A throng of student volunteers turned out to fill sandbags in the wake of last week’s flooding. Some spent all Friday on the back end of a shovel in an effort to help unsuspecting neighbors. (KEIZERTIMES/Eric A. Howald)

By ERIC A. HOWALD
Of the Keizertimes

The Brothers Grimm once wrote of an old fairy tale in which an elderly shoemaker get unexpected help from a group of elves that finish his work while he sleeps. On Friday, Jan. 20, a group of McNary High School students brought the tale to life.

Local residents stopping at Keizer’s Carlson Skate Park expecting to fill sandbags to combat rising waters got an unexpected surprise – prefilled sacks.

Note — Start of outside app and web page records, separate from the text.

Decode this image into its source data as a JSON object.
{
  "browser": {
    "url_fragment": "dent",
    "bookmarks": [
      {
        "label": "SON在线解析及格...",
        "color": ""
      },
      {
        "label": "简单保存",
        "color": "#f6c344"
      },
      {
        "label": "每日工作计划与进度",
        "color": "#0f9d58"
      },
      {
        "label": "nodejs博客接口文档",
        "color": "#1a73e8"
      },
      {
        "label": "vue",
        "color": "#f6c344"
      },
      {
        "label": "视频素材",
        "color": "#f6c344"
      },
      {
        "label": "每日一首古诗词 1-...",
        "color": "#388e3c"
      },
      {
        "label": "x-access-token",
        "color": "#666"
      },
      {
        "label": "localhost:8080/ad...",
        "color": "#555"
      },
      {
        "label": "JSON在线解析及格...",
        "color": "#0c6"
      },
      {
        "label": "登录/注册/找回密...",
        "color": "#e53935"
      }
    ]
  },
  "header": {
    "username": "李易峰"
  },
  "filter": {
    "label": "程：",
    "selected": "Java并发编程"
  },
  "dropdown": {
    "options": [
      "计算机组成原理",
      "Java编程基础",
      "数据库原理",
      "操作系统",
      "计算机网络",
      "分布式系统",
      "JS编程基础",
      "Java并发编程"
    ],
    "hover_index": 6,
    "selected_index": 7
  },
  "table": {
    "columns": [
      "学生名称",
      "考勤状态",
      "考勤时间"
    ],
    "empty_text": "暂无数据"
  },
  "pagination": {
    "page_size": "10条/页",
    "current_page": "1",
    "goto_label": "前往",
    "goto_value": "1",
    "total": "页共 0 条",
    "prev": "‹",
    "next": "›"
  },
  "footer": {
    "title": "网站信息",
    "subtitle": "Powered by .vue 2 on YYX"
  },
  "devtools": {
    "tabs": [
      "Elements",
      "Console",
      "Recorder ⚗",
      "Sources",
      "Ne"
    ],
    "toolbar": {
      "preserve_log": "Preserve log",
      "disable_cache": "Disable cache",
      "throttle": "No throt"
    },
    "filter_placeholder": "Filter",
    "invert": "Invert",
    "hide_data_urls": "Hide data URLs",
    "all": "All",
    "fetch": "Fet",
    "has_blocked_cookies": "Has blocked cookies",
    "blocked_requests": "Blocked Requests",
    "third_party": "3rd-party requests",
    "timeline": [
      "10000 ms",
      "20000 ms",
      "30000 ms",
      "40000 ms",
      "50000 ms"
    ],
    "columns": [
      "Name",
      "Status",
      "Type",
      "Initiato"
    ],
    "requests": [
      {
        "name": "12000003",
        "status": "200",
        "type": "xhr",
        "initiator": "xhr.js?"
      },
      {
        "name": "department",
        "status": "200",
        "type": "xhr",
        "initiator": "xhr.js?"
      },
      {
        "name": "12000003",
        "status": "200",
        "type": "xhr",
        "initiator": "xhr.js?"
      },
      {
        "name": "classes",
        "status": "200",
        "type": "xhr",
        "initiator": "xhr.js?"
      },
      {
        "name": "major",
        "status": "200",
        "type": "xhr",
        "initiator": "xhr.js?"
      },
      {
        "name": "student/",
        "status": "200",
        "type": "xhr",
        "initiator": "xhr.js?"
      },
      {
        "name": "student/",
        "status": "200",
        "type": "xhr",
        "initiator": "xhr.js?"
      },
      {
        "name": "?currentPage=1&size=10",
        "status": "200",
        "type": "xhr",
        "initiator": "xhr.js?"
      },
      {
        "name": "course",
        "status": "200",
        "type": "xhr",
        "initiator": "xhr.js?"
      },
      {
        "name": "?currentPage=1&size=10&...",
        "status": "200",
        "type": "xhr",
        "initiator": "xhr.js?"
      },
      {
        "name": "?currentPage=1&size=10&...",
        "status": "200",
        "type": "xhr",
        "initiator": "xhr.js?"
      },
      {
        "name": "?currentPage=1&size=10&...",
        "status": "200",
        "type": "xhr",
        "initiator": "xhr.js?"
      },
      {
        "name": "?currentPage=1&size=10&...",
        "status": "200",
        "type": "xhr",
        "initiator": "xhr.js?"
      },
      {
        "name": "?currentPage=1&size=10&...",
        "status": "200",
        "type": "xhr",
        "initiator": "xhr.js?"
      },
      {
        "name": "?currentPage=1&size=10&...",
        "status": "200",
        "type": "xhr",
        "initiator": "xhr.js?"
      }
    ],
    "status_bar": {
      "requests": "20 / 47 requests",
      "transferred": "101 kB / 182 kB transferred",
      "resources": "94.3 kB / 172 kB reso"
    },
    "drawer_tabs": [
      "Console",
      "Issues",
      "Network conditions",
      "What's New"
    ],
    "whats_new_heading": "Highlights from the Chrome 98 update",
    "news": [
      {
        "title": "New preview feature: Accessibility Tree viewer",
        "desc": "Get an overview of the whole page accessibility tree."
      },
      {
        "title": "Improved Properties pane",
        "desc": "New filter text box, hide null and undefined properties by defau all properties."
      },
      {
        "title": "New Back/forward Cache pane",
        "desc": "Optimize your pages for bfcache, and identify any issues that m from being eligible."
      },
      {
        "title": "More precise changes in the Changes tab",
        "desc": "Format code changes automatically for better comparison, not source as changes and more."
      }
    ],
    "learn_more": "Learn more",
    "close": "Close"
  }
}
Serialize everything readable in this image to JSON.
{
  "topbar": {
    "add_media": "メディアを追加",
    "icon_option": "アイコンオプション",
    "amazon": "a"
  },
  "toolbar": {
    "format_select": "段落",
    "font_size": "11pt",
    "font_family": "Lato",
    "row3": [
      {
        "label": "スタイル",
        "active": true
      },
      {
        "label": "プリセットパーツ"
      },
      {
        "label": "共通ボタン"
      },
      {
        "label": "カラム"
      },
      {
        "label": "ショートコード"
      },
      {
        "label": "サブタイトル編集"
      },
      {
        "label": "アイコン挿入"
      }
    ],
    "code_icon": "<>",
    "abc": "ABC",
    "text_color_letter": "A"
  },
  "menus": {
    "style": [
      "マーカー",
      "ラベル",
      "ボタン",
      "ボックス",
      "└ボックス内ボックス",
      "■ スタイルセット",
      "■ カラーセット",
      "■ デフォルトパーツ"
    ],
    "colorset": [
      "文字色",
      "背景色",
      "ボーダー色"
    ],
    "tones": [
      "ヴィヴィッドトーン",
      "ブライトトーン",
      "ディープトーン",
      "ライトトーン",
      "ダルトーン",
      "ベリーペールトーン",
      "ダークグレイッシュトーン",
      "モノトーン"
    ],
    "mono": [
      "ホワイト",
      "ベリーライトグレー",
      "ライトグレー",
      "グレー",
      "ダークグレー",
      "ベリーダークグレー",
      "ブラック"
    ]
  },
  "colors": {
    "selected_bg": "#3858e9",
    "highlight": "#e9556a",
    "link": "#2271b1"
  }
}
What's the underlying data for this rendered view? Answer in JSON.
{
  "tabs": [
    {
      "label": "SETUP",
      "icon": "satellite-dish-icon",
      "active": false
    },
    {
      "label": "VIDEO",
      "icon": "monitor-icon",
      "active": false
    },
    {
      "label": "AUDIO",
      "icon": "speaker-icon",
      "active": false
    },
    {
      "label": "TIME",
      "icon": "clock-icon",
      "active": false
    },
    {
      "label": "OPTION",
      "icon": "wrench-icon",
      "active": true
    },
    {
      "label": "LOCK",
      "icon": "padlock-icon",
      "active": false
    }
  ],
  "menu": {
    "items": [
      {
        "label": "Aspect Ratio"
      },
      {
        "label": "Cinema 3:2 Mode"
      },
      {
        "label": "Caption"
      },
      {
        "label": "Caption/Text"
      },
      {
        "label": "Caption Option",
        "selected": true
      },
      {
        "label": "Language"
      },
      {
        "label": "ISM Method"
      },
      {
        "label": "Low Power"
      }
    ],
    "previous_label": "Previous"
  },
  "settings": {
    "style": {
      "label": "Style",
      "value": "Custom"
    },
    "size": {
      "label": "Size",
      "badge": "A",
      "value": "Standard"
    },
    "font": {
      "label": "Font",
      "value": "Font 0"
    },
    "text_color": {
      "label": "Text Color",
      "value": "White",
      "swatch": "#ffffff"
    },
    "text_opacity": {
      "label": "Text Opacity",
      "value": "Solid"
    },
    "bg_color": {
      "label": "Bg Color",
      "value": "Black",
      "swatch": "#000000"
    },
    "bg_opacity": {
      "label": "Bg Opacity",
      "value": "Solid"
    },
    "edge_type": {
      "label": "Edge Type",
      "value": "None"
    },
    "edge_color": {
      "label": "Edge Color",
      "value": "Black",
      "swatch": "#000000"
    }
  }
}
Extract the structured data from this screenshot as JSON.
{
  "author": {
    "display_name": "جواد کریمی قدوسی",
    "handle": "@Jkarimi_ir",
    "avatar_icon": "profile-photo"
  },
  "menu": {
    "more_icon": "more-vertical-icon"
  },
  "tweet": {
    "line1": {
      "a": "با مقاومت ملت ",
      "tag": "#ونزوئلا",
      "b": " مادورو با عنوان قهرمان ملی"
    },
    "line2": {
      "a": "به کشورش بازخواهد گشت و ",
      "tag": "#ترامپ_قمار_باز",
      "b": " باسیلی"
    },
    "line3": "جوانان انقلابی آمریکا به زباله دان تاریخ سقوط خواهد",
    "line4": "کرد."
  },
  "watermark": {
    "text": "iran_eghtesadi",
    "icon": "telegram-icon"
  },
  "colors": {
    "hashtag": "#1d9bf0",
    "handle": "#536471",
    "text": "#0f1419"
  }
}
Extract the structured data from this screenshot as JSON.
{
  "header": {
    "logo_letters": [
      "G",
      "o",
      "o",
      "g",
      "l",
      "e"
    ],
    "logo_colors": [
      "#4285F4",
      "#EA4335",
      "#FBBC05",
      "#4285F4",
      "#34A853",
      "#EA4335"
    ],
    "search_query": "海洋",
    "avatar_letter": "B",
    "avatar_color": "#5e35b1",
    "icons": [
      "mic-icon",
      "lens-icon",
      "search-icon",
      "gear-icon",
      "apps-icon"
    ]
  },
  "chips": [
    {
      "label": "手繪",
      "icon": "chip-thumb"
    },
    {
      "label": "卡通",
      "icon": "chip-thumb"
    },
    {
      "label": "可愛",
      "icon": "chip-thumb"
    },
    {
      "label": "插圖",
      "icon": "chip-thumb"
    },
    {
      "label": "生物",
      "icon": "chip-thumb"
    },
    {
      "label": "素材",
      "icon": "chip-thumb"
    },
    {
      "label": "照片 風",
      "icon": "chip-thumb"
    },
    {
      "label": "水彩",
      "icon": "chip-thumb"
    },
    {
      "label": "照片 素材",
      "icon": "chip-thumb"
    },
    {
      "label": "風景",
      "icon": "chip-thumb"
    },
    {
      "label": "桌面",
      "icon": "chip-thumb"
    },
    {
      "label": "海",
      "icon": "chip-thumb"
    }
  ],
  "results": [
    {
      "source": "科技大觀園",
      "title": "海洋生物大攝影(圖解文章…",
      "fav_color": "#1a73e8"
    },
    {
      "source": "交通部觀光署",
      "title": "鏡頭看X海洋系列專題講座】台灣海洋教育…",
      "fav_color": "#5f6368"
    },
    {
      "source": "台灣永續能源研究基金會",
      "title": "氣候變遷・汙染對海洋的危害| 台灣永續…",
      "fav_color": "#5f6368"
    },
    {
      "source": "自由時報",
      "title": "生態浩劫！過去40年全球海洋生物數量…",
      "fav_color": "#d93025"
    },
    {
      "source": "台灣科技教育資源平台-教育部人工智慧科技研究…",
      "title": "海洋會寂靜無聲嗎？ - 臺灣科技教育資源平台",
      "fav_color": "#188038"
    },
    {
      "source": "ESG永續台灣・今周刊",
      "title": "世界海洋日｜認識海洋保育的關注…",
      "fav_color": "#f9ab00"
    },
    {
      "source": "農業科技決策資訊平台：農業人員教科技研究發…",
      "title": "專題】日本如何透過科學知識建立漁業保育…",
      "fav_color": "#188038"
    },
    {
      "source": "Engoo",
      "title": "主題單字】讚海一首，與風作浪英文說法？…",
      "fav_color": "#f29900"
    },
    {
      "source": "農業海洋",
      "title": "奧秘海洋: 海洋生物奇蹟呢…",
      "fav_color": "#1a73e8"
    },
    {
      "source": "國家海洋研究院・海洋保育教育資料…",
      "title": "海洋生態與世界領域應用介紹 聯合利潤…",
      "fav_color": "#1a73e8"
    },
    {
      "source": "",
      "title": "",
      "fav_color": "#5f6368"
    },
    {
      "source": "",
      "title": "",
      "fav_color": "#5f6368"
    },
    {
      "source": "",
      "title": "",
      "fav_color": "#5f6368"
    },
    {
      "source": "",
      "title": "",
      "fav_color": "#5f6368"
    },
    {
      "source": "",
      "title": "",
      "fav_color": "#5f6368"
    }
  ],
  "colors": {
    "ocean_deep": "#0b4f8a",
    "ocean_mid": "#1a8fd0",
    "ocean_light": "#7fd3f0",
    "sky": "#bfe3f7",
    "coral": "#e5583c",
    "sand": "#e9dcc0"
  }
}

Keizerites Gabby Harryman and Lisa Nguyen put out the call on Facebook Thursday, Jan. 19, after Harryman spent the evening filling sandbags at Swegle Elementary School. Throughout the day friends and classmates joined them at the park to fill and load sandbags.

“I knew I couldn’t just sit at home knowing what was going to be going on,” Harryman said.

“We just started texting friends and it grew out of that,” said Nguyen. “We had a very different group this morning.”

Harryman and Nguyen started bagging sand at 8:30 a.m. and thought they had filled close to 2,000 bags by 3:30 p.m. Their third load of sand was beginning to dwindle.

“We had a mom come with her two kids and one was about three years old in a car seat, they were just going to fill bags with the kid in the car, but we got them taken care of,” said Jenna Hakes, a captain of the McNary High School cheerleading team.

“They were in and out in about 10 minutes,” Harryman added.

In addition to filling the bags, the sandbaggers were also making deliveries to elderly residents who dropped by the site in need of help, and supplied a site a North Salem High School with some prefilled sacks. While at the high school, they helped an area resident sandbag their garden, shed and home.

The students hoped people who needed the bags, but didn’t have the ability or time to fill them, would come by the site and discover their handiwork.

A bit of dampness and sore muscles were a small price to pay to help out, Harryman said.

“I think a lot of us realize how lucky we are to not be in one of those areas that is getting flooded,” she said. “I could stay out in the rain all day knowing I don’t have to deal with a flooded home.”

True to her words, she didn’t plan on leaving for at least a few more hours.